b. Minimize drift eliminating loss of process knowledge, running at the wrong operating point, and the need for recalibration. Drift results in an offset of the measured value from the true value. An offset can be automatically corrected by upper level loop in cascade or model predictive control. Thus loops with a cascade or remote cascade setpoint are less affected by drift. However, knowledge of the process is degraded. For example, while the offset in a flow measurement is corrected by a setpoint change in a cascade loop, the error messes up material balances (process flows), energy balances (utility flows), and online process metrics for process analysis. Flow ratio control must be corrected by a composition loop for flow measurement drift. For custody flow meters, an offset is unacceptable. Smart transmitters and advances in sensor design have in many cases reduced drift and the effect of extraneous process and ambient conditions on installed accuracy by an order of magnitude. Drift in analytical, temperature, or pH is particularly troublesome because these are upper level loops often closely related to product quality. Operations may have adjusted setpoints to compensate for offsets in upper level loops but such adjustments are ad hoc and undone by the replacement of a sensor or transmitter. When there is an operational problem, the first question is often what maintenance was done. The drift of TCs is unpredictable and can be one to two orders of magnitude larger than the drift of RTDs. The drift of new pH electrode designs from sterilization and high temperature exposure has been greatly reduced. Solid state pH reference electrodes tend to drift for hours to days after installation due slow equilibration of the reference and high reference junction potential.

c. Minimize maintenance by eliminating drift by the use of the aforementioned advances in smart transmitters and sensors and by eliminating impulse (sensing) lines, sample lines, wires, and terminations. In-line flowmeters, close coupled differential pressure and pressure transmitters, in-situ probes, retractable insertion pH electrodes, and wireless transmitters greatly reduce the time spent analyzing real or perceived problems. Once an instrument requires maintenance, the device is a suspect whenever there is a problem. Platforms should provide access to sensors and transmitters. Analyzer shelters should be used for sophisticated at-line analyzers. For maximum onstream time and reliability use middle signal selection of 3 measurements that is capable of inherently riding out a single failure of any type and eliminating unnecessary maintenance by recognition of relative performance. The use of middle signal selection is particularly important for pH.
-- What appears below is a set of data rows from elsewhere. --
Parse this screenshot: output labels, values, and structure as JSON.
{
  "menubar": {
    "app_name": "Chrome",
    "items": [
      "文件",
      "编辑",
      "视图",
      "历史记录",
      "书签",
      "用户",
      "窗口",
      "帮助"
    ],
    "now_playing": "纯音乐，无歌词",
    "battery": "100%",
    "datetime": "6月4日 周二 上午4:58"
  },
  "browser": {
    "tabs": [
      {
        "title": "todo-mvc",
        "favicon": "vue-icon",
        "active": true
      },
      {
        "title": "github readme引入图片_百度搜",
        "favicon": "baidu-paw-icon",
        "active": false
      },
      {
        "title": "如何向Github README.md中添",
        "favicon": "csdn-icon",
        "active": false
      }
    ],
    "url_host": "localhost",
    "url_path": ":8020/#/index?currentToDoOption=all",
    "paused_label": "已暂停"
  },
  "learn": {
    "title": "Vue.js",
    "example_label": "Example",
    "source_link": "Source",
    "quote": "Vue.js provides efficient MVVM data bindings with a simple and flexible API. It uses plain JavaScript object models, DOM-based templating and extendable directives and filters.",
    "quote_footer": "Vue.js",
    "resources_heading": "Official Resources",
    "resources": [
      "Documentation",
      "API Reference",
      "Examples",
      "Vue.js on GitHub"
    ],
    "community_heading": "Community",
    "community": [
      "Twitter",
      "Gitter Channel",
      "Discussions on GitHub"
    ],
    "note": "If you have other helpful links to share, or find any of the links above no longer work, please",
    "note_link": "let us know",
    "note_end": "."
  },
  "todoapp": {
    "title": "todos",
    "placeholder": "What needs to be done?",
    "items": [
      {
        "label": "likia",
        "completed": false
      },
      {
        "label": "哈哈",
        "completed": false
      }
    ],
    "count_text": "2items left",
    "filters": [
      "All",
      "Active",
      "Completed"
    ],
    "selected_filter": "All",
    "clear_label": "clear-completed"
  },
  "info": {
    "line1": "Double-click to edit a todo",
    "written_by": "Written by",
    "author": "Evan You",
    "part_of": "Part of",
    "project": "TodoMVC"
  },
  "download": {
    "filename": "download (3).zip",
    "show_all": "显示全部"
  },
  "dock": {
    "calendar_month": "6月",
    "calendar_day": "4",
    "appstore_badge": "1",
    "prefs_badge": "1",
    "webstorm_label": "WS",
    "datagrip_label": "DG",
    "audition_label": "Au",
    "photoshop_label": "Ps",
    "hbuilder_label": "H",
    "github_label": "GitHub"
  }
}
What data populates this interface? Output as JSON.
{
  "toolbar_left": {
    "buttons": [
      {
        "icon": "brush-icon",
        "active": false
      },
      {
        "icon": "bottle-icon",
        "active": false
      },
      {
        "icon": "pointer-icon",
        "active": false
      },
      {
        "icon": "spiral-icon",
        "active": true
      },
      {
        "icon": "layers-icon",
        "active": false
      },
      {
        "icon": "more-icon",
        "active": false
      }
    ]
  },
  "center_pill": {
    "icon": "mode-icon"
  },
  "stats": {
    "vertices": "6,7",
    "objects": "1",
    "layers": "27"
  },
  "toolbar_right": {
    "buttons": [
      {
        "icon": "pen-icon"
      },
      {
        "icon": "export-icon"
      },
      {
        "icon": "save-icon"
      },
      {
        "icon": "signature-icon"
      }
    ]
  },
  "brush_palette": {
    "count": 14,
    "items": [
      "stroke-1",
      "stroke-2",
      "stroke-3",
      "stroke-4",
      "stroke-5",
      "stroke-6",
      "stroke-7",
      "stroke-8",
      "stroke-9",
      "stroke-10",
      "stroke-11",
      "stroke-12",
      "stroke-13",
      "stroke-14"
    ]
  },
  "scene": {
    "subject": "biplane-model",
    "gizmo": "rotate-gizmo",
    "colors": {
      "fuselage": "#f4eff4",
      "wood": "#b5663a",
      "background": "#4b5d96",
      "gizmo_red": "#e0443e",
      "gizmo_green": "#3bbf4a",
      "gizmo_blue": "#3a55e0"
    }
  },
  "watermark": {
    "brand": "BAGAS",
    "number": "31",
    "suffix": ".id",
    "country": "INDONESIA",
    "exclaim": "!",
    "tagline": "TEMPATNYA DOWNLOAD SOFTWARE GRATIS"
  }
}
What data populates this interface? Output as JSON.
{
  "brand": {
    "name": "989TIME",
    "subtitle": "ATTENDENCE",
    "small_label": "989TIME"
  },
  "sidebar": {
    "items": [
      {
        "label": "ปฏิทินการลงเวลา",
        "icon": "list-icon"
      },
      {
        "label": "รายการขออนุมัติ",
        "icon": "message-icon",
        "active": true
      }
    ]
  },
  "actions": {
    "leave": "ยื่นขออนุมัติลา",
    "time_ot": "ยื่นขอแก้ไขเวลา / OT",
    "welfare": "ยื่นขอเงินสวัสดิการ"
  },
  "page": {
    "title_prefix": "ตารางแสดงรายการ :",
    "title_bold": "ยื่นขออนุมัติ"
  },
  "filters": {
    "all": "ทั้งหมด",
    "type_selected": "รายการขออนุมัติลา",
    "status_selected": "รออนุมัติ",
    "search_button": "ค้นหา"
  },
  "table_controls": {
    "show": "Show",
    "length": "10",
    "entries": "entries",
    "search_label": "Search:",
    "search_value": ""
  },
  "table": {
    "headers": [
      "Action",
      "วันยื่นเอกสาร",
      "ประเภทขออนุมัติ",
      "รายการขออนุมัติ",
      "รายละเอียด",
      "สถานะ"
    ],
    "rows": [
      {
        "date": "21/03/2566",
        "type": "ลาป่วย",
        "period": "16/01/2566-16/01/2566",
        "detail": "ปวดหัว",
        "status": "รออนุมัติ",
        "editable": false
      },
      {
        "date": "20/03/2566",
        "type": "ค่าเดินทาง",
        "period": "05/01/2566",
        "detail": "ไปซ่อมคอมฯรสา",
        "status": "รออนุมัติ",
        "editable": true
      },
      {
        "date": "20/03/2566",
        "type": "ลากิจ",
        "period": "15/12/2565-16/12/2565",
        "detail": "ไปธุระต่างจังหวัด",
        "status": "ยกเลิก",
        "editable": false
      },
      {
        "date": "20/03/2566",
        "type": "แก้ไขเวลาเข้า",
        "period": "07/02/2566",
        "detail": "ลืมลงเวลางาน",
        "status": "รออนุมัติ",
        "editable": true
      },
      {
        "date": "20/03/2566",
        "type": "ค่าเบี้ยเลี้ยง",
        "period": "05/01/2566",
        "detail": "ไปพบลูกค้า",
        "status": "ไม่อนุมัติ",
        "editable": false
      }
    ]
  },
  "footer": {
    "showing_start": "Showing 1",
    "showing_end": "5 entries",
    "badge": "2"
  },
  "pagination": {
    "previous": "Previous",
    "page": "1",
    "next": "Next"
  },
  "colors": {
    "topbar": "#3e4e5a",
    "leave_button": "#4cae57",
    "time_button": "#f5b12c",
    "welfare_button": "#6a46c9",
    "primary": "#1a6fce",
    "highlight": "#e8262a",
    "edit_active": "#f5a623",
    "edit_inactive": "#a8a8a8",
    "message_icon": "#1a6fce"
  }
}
d. Minimize nonlinearity that cannot be corrected by a smart transmitter. RTDs can be consistently linearized by the use of Callendar-Van Dusen equation eliminating the error when sensors are changed. The interchangeability error for TCs is much greater than RTDs due to greater nonlinearity and unpredictability.